At this point the mystery, along with most of the emotional energy, quickly dissipates. The intrigue created by not knowing what has happened to Amy, and whether or not her husband will ever see her again; the horror and helplessness posed by the unknown, and our acute puzzlement over why the truck driver denies seeing her, and what role the police might have in all of this, keep us watching and wondering and involved. What is it that has happened, and what will happen next? are important questions fueling out interest. So long as these questions are alive in the audience, so too is the story. But as soon as the characters start giving us answers – you have money in your bank; we’re holding your wife until you withdraw it and give it to us, etc – the story loses its mystery, and its edge.
The same sort of thing happens in David Cronenberg’s, A History of Violence. The legendary opening shot is nothing if not intriguing - a four-minute, under-stated tour de force that lulls us into the lives of a couple of convertible-driving travelers and climaxes in blood, bodies and the execution murder of a five-year-old girl.
When the same two strangers turn up in a different car in a small Indiana town and make their way into Tom Stall’s little coffee shop on Main Street just on closing we know there’s bound to be trouble. When one of the men threatens to rape or kill the waitress, Tom is forced to kill both men. His heroism is nothing if not news in a small country town, but his sudden celebrity status is the last thing he wants. Shortly after the story of Tom’s heroism hits the papers, and his face is featured on the six o’clock news, three more strangers come to town who claim that Tom is really a guy from Philadelphia named Joey.
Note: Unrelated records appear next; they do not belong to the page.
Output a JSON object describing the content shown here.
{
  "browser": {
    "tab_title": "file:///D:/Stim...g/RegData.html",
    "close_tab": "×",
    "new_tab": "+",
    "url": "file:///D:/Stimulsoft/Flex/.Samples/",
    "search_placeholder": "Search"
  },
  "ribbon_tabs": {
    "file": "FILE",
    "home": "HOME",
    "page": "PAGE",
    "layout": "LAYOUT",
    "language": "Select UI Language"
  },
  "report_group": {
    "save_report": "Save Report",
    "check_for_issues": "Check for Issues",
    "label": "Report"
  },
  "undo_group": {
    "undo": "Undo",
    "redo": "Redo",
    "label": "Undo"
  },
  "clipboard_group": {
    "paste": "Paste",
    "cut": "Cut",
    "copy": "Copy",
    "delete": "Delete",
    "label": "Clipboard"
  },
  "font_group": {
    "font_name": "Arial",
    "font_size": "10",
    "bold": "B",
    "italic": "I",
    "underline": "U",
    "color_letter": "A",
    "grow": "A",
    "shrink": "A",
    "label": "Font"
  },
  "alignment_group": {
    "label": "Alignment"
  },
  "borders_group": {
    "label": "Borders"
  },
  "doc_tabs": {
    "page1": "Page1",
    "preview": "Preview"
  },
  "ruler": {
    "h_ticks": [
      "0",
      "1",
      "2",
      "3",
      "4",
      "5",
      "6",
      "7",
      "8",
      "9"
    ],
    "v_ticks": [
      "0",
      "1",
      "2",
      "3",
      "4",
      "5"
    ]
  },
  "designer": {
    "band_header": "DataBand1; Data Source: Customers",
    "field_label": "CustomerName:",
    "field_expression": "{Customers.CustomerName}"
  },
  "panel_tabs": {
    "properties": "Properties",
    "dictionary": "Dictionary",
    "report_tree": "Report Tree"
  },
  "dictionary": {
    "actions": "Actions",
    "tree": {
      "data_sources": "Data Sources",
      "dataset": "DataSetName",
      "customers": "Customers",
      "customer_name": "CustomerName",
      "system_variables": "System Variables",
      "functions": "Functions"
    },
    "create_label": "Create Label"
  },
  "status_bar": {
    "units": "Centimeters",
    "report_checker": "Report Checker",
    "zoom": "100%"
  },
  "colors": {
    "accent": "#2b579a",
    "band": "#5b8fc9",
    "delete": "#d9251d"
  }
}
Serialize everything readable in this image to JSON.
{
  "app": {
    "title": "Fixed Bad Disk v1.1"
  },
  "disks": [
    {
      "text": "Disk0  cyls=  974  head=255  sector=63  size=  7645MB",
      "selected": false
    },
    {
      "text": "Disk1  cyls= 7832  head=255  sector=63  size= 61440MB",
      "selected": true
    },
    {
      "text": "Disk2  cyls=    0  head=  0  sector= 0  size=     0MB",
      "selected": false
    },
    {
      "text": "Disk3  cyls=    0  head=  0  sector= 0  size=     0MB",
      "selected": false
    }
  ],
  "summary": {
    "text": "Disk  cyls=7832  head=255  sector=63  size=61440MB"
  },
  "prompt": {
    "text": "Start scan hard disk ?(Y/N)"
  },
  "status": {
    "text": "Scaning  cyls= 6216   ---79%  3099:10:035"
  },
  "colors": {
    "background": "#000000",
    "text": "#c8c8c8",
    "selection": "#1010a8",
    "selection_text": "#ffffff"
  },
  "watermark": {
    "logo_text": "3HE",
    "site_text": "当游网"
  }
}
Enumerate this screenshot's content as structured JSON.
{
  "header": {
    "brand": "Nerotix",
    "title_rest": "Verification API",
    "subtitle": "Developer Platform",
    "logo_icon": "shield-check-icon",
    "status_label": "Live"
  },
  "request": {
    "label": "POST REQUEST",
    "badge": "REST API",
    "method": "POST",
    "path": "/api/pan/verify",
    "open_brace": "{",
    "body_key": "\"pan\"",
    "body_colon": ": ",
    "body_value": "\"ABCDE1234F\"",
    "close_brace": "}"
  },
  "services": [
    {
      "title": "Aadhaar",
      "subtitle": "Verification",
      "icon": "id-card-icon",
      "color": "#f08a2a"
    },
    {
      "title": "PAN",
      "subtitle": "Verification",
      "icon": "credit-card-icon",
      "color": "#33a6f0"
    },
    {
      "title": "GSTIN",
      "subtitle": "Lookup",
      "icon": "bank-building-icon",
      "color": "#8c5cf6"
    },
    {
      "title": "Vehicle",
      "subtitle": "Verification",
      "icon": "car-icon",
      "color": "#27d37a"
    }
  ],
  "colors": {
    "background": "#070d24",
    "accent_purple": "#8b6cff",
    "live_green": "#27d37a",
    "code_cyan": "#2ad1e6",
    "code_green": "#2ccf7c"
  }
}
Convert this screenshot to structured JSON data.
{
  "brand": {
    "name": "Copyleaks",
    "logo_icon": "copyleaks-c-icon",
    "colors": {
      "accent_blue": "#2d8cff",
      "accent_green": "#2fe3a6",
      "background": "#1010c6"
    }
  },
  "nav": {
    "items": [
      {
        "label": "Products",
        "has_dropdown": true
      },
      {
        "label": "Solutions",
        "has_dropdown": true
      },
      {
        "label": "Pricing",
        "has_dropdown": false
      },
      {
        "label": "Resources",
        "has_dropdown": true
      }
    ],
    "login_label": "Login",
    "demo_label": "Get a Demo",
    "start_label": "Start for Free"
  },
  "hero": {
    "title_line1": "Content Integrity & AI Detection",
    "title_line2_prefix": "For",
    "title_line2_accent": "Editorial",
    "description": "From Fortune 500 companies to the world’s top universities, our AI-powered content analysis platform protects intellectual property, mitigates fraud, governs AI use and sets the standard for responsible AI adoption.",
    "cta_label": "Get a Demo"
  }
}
Tom strenuously denies this, but when the men kidnap his son and threaten to harm him if Joey doesn’t accompany them to Philadelphia, Tom is forced to reveal his true identity, and in so doing, acknowledge his own personal history of violence.
The response that his son and wife have to this is extreme, and not entirely credible, but their seemingly complete rejection – even hatred – of Tom is necessary motivation for what he must do if the film isn’t going to end at the 50-minute mark. With the mystery solved, and Tom’s wife and son hating him for not being the man he always claimed to be, the film settles down into a routine redemption story in which Tom must not only kill Joey (again) but also wipe out every vestige of his past in order to have a chance of saving his marriage.
Unfortunately the film never regains the intensity it possessed when the answers to the big questions were still uncertain, and in the end, Tom’s family is too easily and sentimentally restored to him by virtue – it would seem – of the very violence that his wife and son had previously found so repugnant. It is possible that Cronenberg wants to call our attention to the fundamental ambiguity of violence, but he does so by breaking faith with the emotional logic of his characters, whose behavior at the end is unpaid for by the actions we have seen. .
What is most important in all of this is the recognition of the roles that mystery and suspense play in stimulating an audience’s attention and willingness to enter in to the emotional life of the characters. If you lose mystery and allow the tautness that comes from real suspense, you abandon your audience to their own devices, which almost always results in them losing interest in the story.